**THE PROBLEM**
What follows is a set of records; restate each one word for word and drop the pictures.

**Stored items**
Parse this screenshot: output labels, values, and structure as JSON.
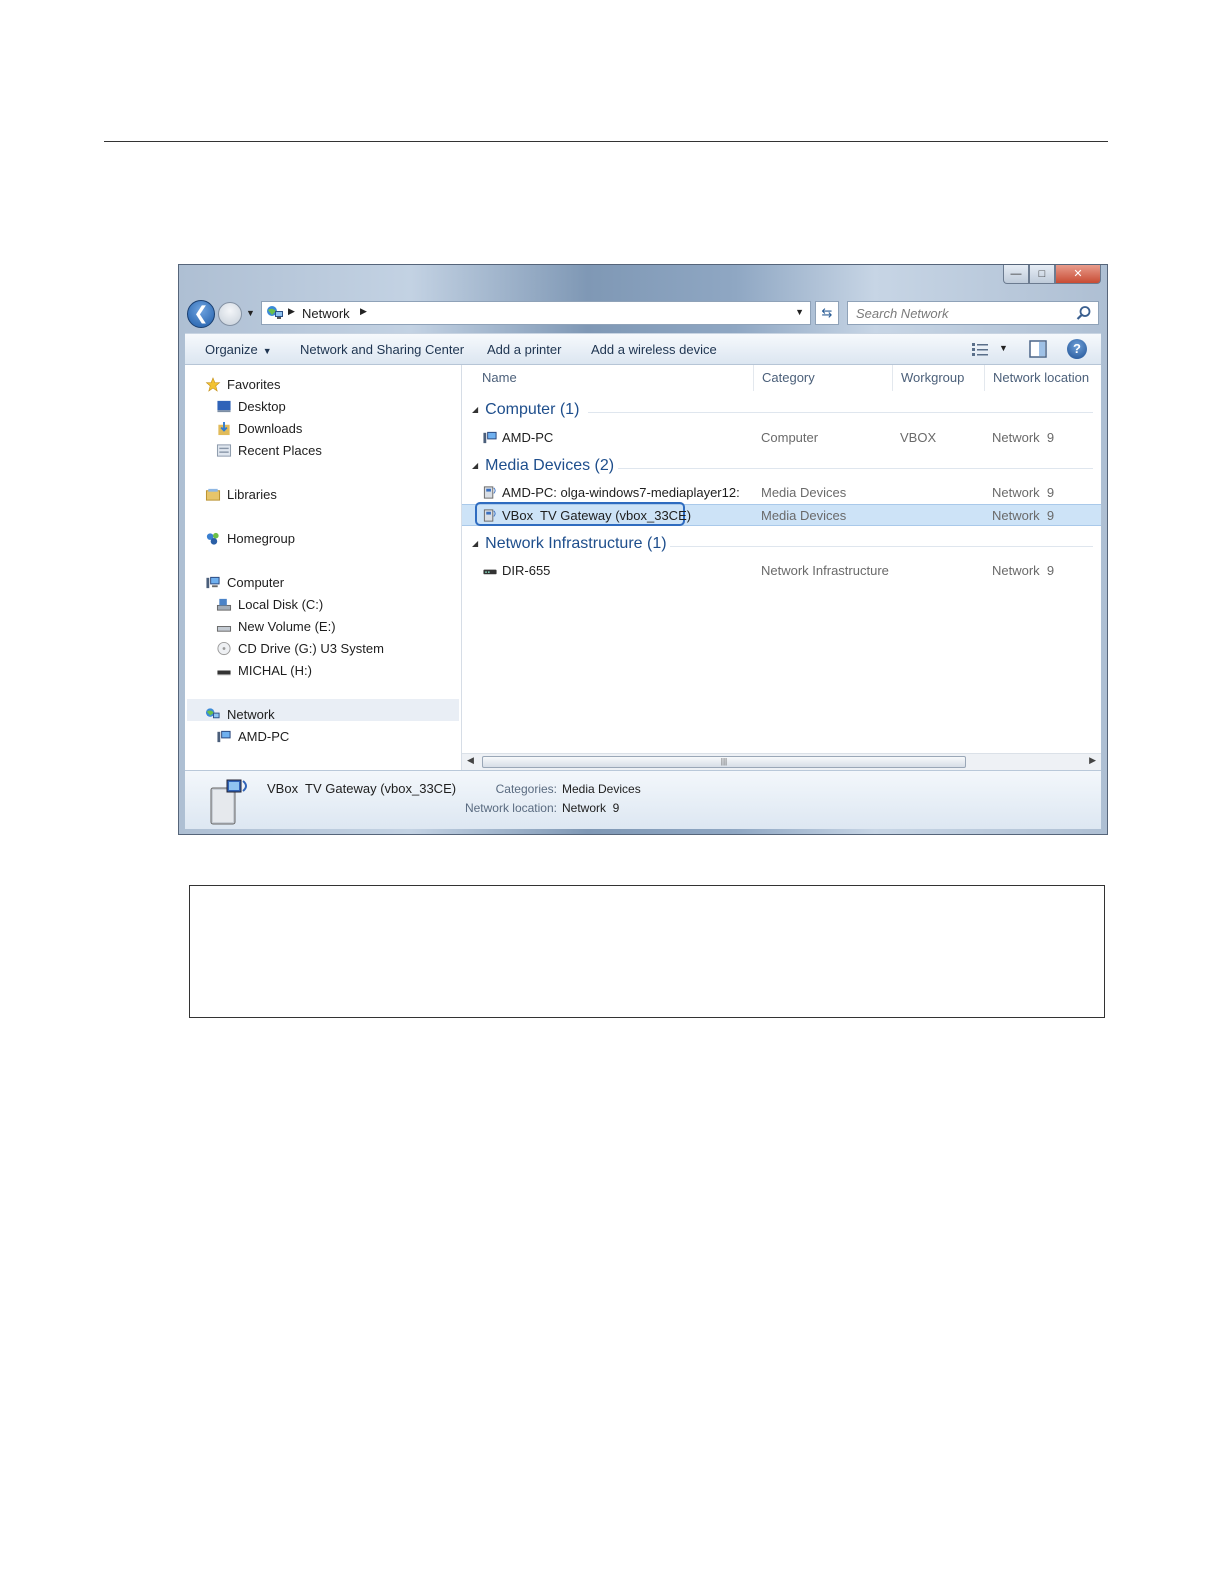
{
  "window": {
    "address": {
      "crumb": "Network"
    },
    "search": {
      "placeholder": "Search Network"
    },
    "toolbar": {
      "organize": "Organize",
      "network_sharing": "Network and Sharing Center",
      "add_printer": "Add a printer",
      "add_wireless": "Add a wireless device"
    },
    "nav": {
      "favorites": "Favorites",
      "desktop": "Desktop",
      "downloads": "Downloads",
      "recent": "Recent Places",
      "libraries": "Libraries",
      "homegroup": "Homegroup",
      "computer": "Computer",
      "local_disk": "Local Disk (C:)",
      "new_volume": "New Volume (E:)",
      "cd_drive": "CD Drive (G:) U3 System",
      "michal": "MICHAL (H:)",
      "network": "Network",
      "amd_pc": "AMD-PC"
    },
    "columns": {
      "name": "Name",
      "category": "Category",
      "workgroup": "Workgroup",
      "location": "Network location"
    },
    "groups": {
      "computer": "Computer (1)",
      "media": "Media Devices (2)",
      "infra": "Network Infrastructure (1)"
    },
    "rows": [
      {
        "name": "AMD-PC",
        "category": "Computer",
        "workgroup": "VBOX",
        "location": "Network  9"
      },
      {
        "name": "AMD-PC: olga-windows7-mediaplayer12:",
        "category": "Media Devices",
        "workgroup": "",
        "location": "Network  9"
      },
      {
        "name": "VBox  TV Gateway (vbox_33CE)",
        "category": "Media Devices",
        "workgroup": "",
        "location": "Network  9"
      },
      {
        "name": "DIR-655",
        "category": "Network Infrastructure",
        "workgroup": "",
        "location": "Network  9"
      }
    ],
    "details": {
      "name": "VBox  TV Gateway (vbox_33CE)",
      "categories_label": "Categories:",
      "categories_value": "Media Devices",
      "location_label": "Network location:",
      "location_value": "Network  9"
    },
    "colors": {
      "accent": "#1e4e8c",
      "selection": "#cde3f7",
      "highlight_border": "#2f6cc0"
    }
  }
}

**COMPLETED EXERCISE**
Parse this screenshot: output labels, values, and structure as JSON.
{
  "window": {
    "address": {
      "crumb": "Network"
    },
    "search": {
      "placeholder": "Search Network"
    },
    "toolbar": {
      "organize": "Organize",
      "network_sharing": "Network and Sharing Center",
      "add_printer": "Add a printer",
      "add_wireless": "Add a wireless device"
    },
    "nav": {
      "favorites": "Favorites",
      "desktop": "Desktop",
      "downloads": "Downloads",
      "recent": "Recent Places",
      "libraries": "Libraries",
      "homegroup": "Homegroup",
      "computer": "Computer",
      "local_disk": "Local Disk (C:)",
      "new_volume": "New Volume (E:)",
      "cd_drive": "CD Drive (G:) U3 System",
      "michal": "MICHAL (H:)",
      "network": "Network",
      "amd_pc": "AMD-PC"
    },
    "columns": {
      "name": "Name",
      "category": "Category",
      "workgroup": "Workgroup",
      "location": "Network location"
    },
    "groups": {
      "computer": "Computer (1)",
      "media": "Media Devices (2)",
      "infra": "Network Infrastructure (1)"
    },
    "rows": [
      {
        "name": "AMD-PC",
        "category": "Computer",
        "workgroup": "VBOX",
        "location": "Network  9"
      },
      {
        "name": "AMD-PC: olga-windows7-mediaplayer12:",
        "category": "Media Devices",
        "workgroup": "",
        "location": "Network  9"
      },
      {
        "name": "VBox  TV Gateway (vbox_33CE)",
        "category": "Media Devices",
        "workgroup": "",
        "location": "Network  9"
      },
      {
        "name": "DIR-655",
        "category": "Network Infrastructure",
        "workgroup": "",
        "location": "Network  9"
      }
    ],
    "details": {
      "name": "VBox  TV Gateway (vbox_33CE)",
      "categories_label": "Categories:",
      "categories_value": "Media Devices",
      "location_label": "Network location:",
      "location_value": "Network  9"
    },
    "colors": {
      "accent": "#1e4e8c",
      "selection": "#cde3f7",
      "highlight_border": "#2f6cc0"
    }
  }
}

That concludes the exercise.